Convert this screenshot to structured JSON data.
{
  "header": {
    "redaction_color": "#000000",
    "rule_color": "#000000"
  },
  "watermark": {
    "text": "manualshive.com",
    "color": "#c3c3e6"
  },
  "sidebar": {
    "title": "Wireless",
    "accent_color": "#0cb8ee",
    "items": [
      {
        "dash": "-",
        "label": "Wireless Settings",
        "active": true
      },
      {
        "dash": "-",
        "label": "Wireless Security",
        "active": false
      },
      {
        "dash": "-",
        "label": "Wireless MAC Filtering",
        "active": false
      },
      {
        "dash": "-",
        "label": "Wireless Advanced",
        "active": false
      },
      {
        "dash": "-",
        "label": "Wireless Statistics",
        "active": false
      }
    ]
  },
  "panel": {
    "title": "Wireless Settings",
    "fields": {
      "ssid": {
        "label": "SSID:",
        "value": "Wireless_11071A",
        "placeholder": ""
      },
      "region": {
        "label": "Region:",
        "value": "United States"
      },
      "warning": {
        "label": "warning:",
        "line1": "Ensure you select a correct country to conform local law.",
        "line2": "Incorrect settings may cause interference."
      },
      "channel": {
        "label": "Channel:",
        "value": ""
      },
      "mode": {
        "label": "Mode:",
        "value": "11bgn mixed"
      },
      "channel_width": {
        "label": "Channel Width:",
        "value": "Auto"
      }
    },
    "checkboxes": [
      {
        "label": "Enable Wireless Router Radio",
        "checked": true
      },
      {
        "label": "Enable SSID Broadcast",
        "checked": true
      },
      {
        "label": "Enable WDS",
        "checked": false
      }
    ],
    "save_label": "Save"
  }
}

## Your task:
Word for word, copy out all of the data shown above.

## Final answer:
Convert this screenshot to structured JSON data.
{
  "header": {
    "redaction_color": "#000000",
    "rule_color": "#000000"
  },
  "watermark": {
    "text": "manualshive.com",
    "color": "#c3c3e6"
  },
  "sidebar": {
    "title": "Wireless",
    "accent_color": "#0cb8ee",
    "items": [
      {
        "dash": "-",
        "label": "Wireless Settings",
        "active": true
      },
      {
        "dash": "-",
        "label": "Wireless Security",
        "active": false
      },
      {
        "dash": "-",
        "label": "Wireless MAC Filtering",
        "active": false
      },
      {
        "dash": "-",
        "label": "Wireless Advanced",
        "active": false
      },
      {
        "dash": "-",
        "label": "Wireless Statistics",
        "active": false
      }
    ]
  },
  "panel": {
    "title": "Wireless Settings",
    "fields": {
      "ssid": {
        "label": "SSID:",
        "value": "Wireless_11071A",
        "placeholder": ""
      },
      "region": {
        "label": "Region:",
        "value": "United States"
      },
      "warning": {
        "label": "warning:",
        "line1": "Ensure you select a correct country to conform local law.",
        "line2": "Incorrect settings may cause interference."
      },
      "channel": {
        "label": "Channel:",
        "value": ""
      },
      "mode": {
        "label": "Mode:",
        "value": "11bgn mixed"
      },
      "channel_width": {
        "label": "Channel Width:",
        "value": "Auto"
      }
    },
    "checkboxes": [
      {
        "label": "Enable Wireless Router Radio",
        "checked": true
      },
      {
        "label": "Enable SSID Broadcast",
        "checked": true
      },
      {
        "label": "Enable WDS",
        "checked": false
      }
    ],
    "save_label": "Save"
  }
}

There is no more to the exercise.